What the exercise asks ::
Among the lines of the records, please find those that contain the word "JSON" and copy them.

━━━━━━━━━━━━━━━━━━━━

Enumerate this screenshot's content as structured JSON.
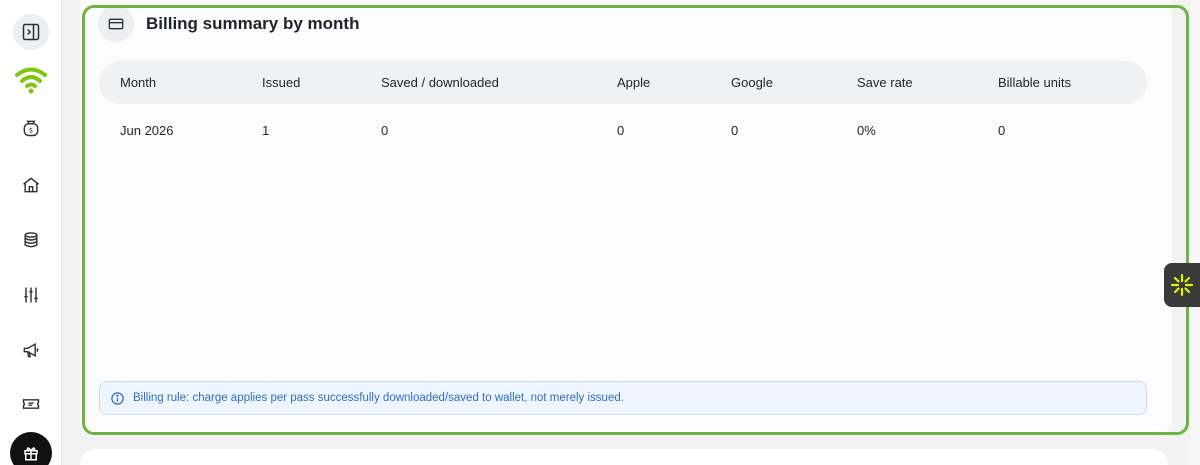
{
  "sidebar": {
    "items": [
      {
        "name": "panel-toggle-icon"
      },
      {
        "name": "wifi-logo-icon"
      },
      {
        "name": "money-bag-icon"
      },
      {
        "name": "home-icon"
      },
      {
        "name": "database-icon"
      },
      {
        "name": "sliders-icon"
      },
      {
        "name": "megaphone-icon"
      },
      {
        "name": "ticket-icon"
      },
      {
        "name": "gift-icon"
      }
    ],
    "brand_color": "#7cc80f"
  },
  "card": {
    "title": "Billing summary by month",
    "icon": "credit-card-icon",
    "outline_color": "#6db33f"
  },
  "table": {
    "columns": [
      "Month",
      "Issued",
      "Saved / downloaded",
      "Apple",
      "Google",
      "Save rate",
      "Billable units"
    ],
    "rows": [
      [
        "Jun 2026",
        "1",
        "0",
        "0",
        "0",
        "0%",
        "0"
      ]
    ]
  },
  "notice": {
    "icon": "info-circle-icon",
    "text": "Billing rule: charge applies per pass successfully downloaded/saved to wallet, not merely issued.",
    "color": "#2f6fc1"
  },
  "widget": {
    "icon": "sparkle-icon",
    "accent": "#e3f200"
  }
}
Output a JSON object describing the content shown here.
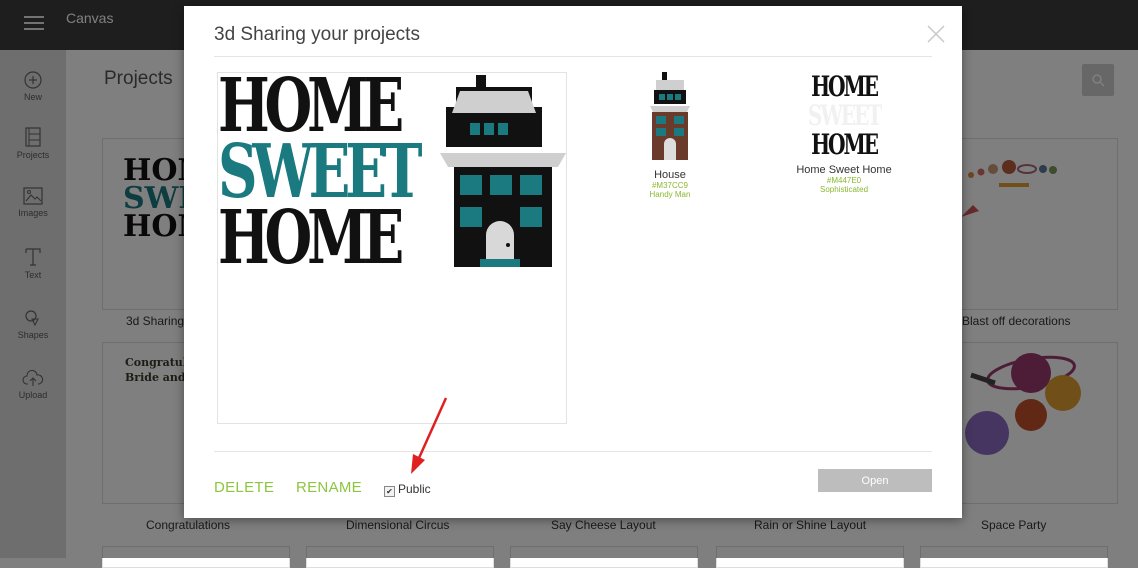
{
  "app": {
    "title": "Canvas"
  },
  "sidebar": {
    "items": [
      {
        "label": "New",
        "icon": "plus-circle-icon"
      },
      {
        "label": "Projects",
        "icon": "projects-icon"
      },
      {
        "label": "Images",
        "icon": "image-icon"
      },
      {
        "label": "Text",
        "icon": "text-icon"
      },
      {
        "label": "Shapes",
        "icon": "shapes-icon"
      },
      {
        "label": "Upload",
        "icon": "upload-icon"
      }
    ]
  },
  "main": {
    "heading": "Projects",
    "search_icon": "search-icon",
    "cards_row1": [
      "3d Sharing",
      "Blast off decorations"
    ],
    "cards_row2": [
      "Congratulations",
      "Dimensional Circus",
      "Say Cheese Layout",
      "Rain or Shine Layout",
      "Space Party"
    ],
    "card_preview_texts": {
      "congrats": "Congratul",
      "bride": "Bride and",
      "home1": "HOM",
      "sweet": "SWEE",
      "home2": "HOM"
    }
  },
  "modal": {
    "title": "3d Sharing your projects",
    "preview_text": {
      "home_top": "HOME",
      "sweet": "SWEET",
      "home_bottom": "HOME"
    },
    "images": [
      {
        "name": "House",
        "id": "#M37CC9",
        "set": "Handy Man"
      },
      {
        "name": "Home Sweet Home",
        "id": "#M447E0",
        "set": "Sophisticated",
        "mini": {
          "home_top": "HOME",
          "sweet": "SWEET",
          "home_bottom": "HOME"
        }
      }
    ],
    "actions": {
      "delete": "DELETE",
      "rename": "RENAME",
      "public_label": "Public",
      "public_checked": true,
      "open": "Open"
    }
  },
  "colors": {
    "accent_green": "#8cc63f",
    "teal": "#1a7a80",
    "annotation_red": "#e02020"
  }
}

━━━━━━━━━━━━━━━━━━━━

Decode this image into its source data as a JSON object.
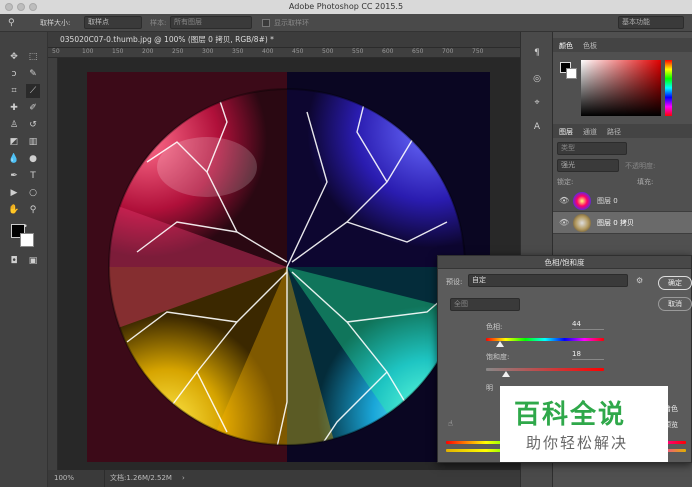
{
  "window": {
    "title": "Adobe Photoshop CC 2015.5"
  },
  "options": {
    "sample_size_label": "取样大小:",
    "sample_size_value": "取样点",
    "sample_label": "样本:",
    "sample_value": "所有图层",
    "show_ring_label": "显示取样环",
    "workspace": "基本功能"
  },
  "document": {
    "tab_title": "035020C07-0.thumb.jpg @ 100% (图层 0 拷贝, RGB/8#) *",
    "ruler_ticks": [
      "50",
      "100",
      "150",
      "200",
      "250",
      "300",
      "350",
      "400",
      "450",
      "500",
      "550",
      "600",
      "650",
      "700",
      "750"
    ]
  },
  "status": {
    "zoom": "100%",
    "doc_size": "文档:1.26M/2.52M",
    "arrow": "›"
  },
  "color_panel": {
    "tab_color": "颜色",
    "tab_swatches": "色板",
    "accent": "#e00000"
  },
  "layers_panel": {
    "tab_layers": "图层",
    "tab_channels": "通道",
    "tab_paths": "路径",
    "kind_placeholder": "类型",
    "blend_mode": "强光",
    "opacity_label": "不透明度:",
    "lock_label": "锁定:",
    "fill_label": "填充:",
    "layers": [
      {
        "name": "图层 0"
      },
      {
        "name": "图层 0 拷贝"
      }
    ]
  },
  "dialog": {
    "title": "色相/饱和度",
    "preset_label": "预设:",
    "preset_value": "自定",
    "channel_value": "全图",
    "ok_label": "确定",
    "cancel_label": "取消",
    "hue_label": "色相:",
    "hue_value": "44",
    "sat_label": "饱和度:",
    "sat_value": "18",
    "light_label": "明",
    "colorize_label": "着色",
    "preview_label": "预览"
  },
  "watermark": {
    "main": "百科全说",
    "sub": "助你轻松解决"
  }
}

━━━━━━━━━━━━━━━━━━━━

Task solution ::
Enumerate this screenshot's content as structured JSON.
Output a JSON object describing the content shown here.
Decode this image into its source data as a JSON object.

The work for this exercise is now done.